EXERCISE DATA.
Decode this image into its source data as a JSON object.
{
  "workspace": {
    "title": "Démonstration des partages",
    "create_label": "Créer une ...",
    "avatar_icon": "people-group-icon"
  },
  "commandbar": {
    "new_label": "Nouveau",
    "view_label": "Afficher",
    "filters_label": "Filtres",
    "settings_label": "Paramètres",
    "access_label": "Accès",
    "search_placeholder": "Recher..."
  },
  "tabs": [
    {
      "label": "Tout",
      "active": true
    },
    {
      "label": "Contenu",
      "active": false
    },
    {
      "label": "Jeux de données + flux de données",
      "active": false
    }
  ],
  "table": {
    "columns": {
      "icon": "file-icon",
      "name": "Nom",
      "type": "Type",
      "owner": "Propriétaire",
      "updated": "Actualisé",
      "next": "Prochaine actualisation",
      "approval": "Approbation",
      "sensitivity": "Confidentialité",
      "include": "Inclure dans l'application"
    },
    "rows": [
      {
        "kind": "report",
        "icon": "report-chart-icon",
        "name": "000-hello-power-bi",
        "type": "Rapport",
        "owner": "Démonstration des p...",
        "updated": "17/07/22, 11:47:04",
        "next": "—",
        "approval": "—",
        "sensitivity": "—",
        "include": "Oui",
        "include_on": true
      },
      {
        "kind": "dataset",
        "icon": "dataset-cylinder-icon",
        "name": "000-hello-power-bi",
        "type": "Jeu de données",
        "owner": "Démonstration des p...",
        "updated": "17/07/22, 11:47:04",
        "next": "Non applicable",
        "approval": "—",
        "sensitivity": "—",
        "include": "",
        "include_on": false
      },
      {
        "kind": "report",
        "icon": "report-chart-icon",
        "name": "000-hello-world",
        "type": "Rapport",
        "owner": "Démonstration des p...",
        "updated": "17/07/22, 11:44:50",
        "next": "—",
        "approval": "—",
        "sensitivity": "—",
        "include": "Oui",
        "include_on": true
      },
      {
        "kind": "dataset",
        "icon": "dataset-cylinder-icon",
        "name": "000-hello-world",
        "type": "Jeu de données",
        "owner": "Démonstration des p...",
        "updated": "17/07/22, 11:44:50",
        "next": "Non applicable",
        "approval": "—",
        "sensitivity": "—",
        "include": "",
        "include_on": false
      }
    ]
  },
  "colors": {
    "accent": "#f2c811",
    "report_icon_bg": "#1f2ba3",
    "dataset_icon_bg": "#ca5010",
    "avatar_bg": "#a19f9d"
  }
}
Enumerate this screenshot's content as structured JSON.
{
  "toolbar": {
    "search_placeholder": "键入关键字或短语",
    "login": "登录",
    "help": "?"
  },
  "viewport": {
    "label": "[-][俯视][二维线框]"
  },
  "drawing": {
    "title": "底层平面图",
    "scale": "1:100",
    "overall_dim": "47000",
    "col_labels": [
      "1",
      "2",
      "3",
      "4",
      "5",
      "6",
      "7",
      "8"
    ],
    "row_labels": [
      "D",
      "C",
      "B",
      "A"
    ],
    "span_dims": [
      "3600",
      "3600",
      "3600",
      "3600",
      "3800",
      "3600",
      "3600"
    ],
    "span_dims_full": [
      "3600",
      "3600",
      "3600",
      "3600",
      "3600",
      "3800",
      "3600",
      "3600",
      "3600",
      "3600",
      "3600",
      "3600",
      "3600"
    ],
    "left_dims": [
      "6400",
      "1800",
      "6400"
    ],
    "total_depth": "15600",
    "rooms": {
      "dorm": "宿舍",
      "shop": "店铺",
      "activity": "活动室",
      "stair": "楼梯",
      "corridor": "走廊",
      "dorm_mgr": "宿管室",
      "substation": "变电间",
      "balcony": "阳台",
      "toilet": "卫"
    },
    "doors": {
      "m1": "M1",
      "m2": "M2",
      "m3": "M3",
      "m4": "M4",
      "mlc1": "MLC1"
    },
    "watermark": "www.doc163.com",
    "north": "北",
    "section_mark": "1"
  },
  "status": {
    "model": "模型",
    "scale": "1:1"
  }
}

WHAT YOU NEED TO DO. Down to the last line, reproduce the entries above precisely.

ANSWER TO THIS PROBLEM.
Decode this image into its source data as a JSON object.
{
  "workspace": {
    "title": "Démonstration des partages",
    "create_label": "Créer une ...",
    "avatar_icon": "people-group-icon"
  },
  "commandbar": {
    "new_label": "Nouveau",
    "view_label": "Afficher",
    "filters_label": "Filtres",
    "settings_label": "Paramètres",
    "access_label": "Accès",
    "search_placeholder": "Recher..."
  },
  "tabs": [
    {
      "label": "Tout",
      "active": true
    },
    {
      "label": "Contenu",
      "active": false
    },
    {
      "label": "Jeux de données + flux de données",
      "active": false
    }
  ],
  "table": {
    "columns": {
      "icon": "file-icon",
      "name": "Nom",
      "type": "Type",
      "owner": "Propriétaire",
      "updated": "Actualisé",
      "next": "Prochaine actualisation",
      "approval": "Approbation",
      "sensitivity": "Confidentialité",
      "include": "Inclure dans l'application"
    },
    "rows": [
      {
        "kind": "report",
        "icon": "report-chart-icon",
        "name": "000-hello-power-bi",
        "type": "Rapport",
        "owner": "Démonstration des p...",
        "updated": "17/07/22, 11:47:04",
        "next": "—",
        "approval": "—",
        "sensitivity": "—",
        "include": "Oui",
        "include_on": true
      },
      {
        "kind": "dataset",
        "icon": "dataset-cylinder-icon",
        "name": "000-hello-power-bi",
        "type": "Jeu de données",
        "owner": "Démonstration des p...",
        "updated": "17/07/22, 11:47:04",
        "next": "Non applicable",
        "approval": "—",
        "sensitivity": "—",
        "include": "",
        "include_on": false
      },
      {
        "kind": "report",
        "icon": "report-chart-icon",
        "name": "000-hello-world",
        "type": "Rapport",
        "owner": "Démonstration des p...",
        "updated": "17/07/22, 11:44:50",
        "next": "—",
        "approval": "—",
        "sensitivity": "—",
        "include": "Oui",
        "include_on": true
      },
      {
        "kind": "dataset",
        "icon": "dataset-cylinder-icon",
        "name": "000-hello-world",
        "type": "Jeu de données",
        "owner": "Démonstration des p...",
        "updated": "17/07/22, 11:44:50",
        "next": "Non applicable",
        "approval": "—",
        "sensitivity": "—",
        "include": "",
        "include_on": false
      }
    ]
  },
  "colors": {
    "accent": "#f2c811",
    "report_icon_bg": "#1f2ba3",
    "dataset_icon_bg": "#ca5010",
    "avatar_bg": "#a19f9d"
  }
}
Enumerate this screenshot's content as structured JSON.
{
  "toolbar": {
    "search_placeholder": "键入关键字或短语",
    "login": "登录",
    "help": "?"
  },
  "viewport": {
    "label": "[-][俯视][二维线框]"
  },
  "drawing": {
    "title": "底层平面图",
    "scale": "1:100",
    "overall_dim": "47000",
    "col_labels": [
      "1",
      "2",
      "3",
      "4",
      "5",
      "6",
      "7",
      "8"
    ],
    "row_labels": [
      "D",
      "C",
      "B",
      "A"
    ],
    "span_dims": [
      "3600",
      "3600",
      "3600",
      "3600",
      "3800",
      "3600",
      "3600"
    ],
    "span_dims_full": [
      "3600",
      "3600",
      "3600",
      "3600",
      "3600",
      "3800",
      "3600",
      "3600",
      "3600",
      "3600",
      "3600",
      "3600",
      "3600"
    ],
    "left_dims": [
      "6400",
      "1800",
      "6400"
    ],
    "total_depth": "15600",
    "rooms": {
      "dorm": "宿舍",
      "shop": "店铺",
      "activity": "活动室",
      "stair": "楼梯",
      "corridor": "走廊",
      "dorm_mgr": "宿管室",
      "substation": "变电间",
      "balcony": "阳台",
      "toilet": "卫"
    },
    "doors": {
      "m1": "M1",
      "m2": "M2",
      "m3": "M3",
      "m4": "M4",
      "mlc1": "MLC1"
    },
    "watermark": "www.doc163.com",
    "north": "北",
    "section_mark": "1"
  },
  "status": {
    "model": "模型",
    "scale": "1:1"
  }
}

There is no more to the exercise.